> _INPUT MATERIAL_
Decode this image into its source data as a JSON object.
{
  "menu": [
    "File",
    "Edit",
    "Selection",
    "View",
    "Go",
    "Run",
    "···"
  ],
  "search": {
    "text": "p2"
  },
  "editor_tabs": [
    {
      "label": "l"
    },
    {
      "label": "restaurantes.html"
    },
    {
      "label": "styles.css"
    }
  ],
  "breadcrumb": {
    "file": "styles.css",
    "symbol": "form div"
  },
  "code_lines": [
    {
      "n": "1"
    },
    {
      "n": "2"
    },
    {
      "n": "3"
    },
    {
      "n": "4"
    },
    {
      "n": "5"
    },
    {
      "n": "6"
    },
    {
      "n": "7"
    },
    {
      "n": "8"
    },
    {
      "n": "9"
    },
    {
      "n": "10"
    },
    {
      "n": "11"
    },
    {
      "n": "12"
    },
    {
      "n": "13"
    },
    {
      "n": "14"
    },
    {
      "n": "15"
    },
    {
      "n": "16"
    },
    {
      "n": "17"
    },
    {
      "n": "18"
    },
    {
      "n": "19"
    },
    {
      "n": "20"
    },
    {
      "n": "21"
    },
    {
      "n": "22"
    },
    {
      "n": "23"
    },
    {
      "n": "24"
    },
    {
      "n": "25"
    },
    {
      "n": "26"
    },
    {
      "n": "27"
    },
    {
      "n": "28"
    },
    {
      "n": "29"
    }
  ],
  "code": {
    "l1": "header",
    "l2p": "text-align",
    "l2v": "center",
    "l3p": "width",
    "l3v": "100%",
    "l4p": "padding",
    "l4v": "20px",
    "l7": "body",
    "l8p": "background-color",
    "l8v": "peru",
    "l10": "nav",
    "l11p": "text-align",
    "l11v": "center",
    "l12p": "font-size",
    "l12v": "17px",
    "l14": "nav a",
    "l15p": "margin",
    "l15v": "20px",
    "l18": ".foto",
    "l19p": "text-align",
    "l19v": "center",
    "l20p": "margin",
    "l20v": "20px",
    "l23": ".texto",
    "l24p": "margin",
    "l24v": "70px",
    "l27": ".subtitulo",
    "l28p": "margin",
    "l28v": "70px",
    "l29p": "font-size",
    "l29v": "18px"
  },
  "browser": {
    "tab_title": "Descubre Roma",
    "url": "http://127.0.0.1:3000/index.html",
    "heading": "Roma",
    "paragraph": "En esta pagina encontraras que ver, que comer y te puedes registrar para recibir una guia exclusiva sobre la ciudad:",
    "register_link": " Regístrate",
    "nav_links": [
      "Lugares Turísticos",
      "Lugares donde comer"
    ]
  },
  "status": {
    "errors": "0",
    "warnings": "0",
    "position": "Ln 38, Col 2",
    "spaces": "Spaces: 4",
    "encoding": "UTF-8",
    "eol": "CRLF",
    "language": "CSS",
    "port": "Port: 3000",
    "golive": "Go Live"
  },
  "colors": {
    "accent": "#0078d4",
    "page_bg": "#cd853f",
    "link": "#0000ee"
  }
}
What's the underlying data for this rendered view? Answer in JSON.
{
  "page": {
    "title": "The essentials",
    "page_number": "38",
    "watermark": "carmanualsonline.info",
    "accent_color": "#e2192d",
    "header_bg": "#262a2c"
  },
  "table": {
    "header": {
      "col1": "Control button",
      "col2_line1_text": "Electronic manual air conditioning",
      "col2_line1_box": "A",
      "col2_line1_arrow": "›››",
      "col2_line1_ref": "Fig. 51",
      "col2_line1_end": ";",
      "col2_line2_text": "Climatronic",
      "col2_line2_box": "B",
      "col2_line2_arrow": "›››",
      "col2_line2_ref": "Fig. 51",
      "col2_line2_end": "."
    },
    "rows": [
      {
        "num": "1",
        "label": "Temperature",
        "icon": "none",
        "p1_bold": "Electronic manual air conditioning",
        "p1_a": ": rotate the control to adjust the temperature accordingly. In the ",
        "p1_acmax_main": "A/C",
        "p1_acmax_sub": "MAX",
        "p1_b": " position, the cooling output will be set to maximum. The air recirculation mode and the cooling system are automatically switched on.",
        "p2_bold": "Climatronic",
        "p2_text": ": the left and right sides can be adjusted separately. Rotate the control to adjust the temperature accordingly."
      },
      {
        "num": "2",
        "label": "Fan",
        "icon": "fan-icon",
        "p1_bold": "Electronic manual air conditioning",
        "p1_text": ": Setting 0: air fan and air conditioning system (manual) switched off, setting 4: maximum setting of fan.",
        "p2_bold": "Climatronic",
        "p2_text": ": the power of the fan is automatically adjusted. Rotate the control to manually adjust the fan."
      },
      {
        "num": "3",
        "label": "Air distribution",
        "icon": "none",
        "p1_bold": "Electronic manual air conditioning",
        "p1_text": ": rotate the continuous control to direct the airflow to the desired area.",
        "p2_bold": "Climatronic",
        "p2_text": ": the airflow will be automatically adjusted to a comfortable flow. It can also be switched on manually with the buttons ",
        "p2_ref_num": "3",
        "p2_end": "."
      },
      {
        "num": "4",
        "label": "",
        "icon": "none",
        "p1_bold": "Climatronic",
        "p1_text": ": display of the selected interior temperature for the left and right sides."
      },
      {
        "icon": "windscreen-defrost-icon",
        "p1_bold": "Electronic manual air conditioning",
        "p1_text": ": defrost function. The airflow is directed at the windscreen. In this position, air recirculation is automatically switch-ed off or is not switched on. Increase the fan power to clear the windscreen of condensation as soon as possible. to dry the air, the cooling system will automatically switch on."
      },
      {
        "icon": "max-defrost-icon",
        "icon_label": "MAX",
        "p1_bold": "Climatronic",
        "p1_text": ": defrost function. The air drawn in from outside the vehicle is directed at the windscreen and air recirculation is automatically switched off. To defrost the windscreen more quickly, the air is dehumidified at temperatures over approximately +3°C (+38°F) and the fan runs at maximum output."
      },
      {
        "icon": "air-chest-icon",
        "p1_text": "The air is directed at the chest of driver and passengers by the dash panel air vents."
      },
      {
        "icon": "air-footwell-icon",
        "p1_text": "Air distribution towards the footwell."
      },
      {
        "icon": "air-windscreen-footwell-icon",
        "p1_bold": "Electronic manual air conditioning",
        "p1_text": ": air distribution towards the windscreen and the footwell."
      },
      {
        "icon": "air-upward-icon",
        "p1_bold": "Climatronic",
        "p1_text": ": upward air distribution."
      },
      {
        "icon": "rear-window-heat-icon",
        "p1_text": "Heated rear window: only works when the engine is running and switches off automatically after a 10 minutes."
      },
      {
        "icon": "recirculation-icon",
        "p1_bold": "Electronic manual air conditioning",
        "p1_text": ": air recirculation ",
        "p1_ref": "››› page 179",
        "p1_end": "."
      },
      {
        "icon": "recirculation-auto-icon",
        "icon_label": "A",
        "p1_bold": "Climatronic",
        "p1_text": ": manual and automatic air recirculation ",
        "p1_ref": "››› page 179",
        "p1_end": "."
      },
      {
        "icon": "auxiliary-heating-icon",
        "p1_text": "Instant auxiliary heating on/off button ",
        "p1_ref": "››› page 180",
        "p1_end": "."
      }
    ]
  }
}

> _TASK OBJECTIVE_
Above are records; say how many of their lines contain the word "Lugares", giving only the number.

> _ANSWER BELOW_
2